This is a picture of my grandmother's 1940-something Smith Corona manual typewriter. It is in pristine condition, as is the owner's manual. Alas, the ribbon is not. No ribbons anymore to buy and replace it. The typewriter, itself, can fetch a princely sum on Ebay.
So, for Christmas she got an electric typewriter. Yeah, I know. I didn't think they made electric typewriters either. But they do.
I spent the afternoon trying to figure the #$@! thing out...so my grandmother could type her recipes and lists and sympathy notes. When you get 85, you write a lot of Sorry for Your Loss messages.
I can't imagine writing on a manual typewriter. Or-- let me rephrase that-- I can't imagine editing on a typewriter. My process is fluid. That dancing cursor at the end of each word pulses and guides like a wee fairy. No more White Out.
Does form dictate content? After a visiting my grandmother, I started to think about how writing instruments affect how we think and write. Some writers I know write in longhand, then type up their manuscript on their laptop. I take notes by hand sometimes-- but I usually have trouble reading my own handwriting.Penmanship was never my thang, ya'll.
Think about it, though.
Quills to fountain pens to typewriters to electric typewriters to word processors to laptops. I wonder what and how we'll be writing 20 years from now. It boggles the noodle.
Nabokov chased butterflies
Talk about the gritty work of process... on the cogs and wheels of grinding out drafts...on HOW one goes about writing a novel [and an ode to the usefulness of index cards]:
Vladimir Nabokov, lepidopterist and brilliant writer, left behind an unfinished novel, The Original of Laura, when he died. It was recently published-- the fragments of it, anyway, as David Gates notes in his review in the NYT Book Review.
The most poignant detail is Nabokov's struggle to finish the manuscript, to capture the vivid vision of the novel --like one of his treasured, rare butterflies-- and splay it on the page: I kept reading it aloud to a small dream audience in a walled garden. My audience consisted of peacocks, pigeons, my long dead parents, two cypresses, several young nurses crouching around, and a family doctor so old as to be almost invisible...
The novel isn't even half-baked. Apparently, it's still clumps of dough. But fascinating to scholars and to writers who will seize the chance to muse over the raw chunks, and glimpse, perhaps, how Nabokov worked:
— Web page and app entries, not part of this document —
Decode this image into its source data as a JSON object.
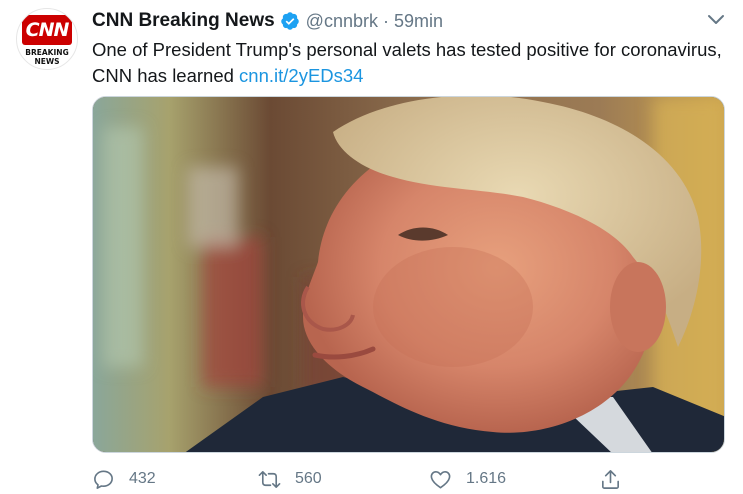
{
  "author": {
    "display_name": "CNN Breaking News",
    "handle": "@cnnbrk",
    "separator": "·",
    "time": "59min",
    "verified": true,
    "avatar": {
      "logo_text": "CNN",
      "subtitle_line1": "BREAKING",
      "subtitle_line2": "NEWS",
      "brand_color": "#cc0000"
    }
  },
  "tweet": {
    "text": "One of President Trump's personal valets has tested positive for coronavirus, CNN has learned ",
    "link": "cnn.it/2yEDs34",
    "link_color": "#1b95e0"
  },
  "media": {
    "icon": "photo-image"
  },
  "actions": {
    "reply": {
      "count": "432",
      "icon": "reply-icon"
    },
    "retweet": {
      "count": "560",
      "icon": "retweet-icon"
    },
    "like": {
      "count": "1.616",
      "icon": "heart-icon"
    },
    "share": {
      "icon": "share-icon"
    }
  },
  "colors": {
    "muted": "#657786",
    "text": "#14171a",
    "verified": "#1da1f2"
  }
}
He would customarily 'envisage a novel in his mind complete from start to finish before writing it down' — on 3-by-5 cards, which allowed him to work on any section he wanted to, then place it 'in the sequence he had foreseen, among the stack already written.' A transcription of . . . handwritten notecards (complete with grammatical and spelling errors), [are] arranged in [this novel in] sensible, if debatable, order, but facsimiles of the cards themselves, perforated so they can be detached from the book and reordered by scholars who think they know better, or by general readers with time on their hands.I think we might be using index cards a hundred years from now. The iCard maybe?
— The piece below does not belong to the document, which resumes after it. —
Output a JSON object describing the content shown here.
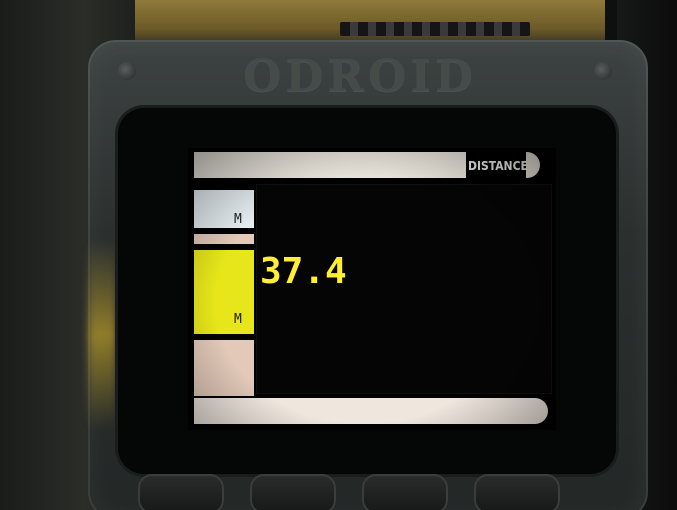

Mindy Friddle is the author of THE GARDEN ANGEL (St. Martin's Press/Picador) and SECRET KEEPERS (St. Martin's Press). Visit www.mindyfriddle.com and her blog, Novel Thoughts: On Reading, Writing & the Earth to read excerpts from her novels, interviews with authors, book reviews, and random musings. Follow her on Twitter @mindyfriddle.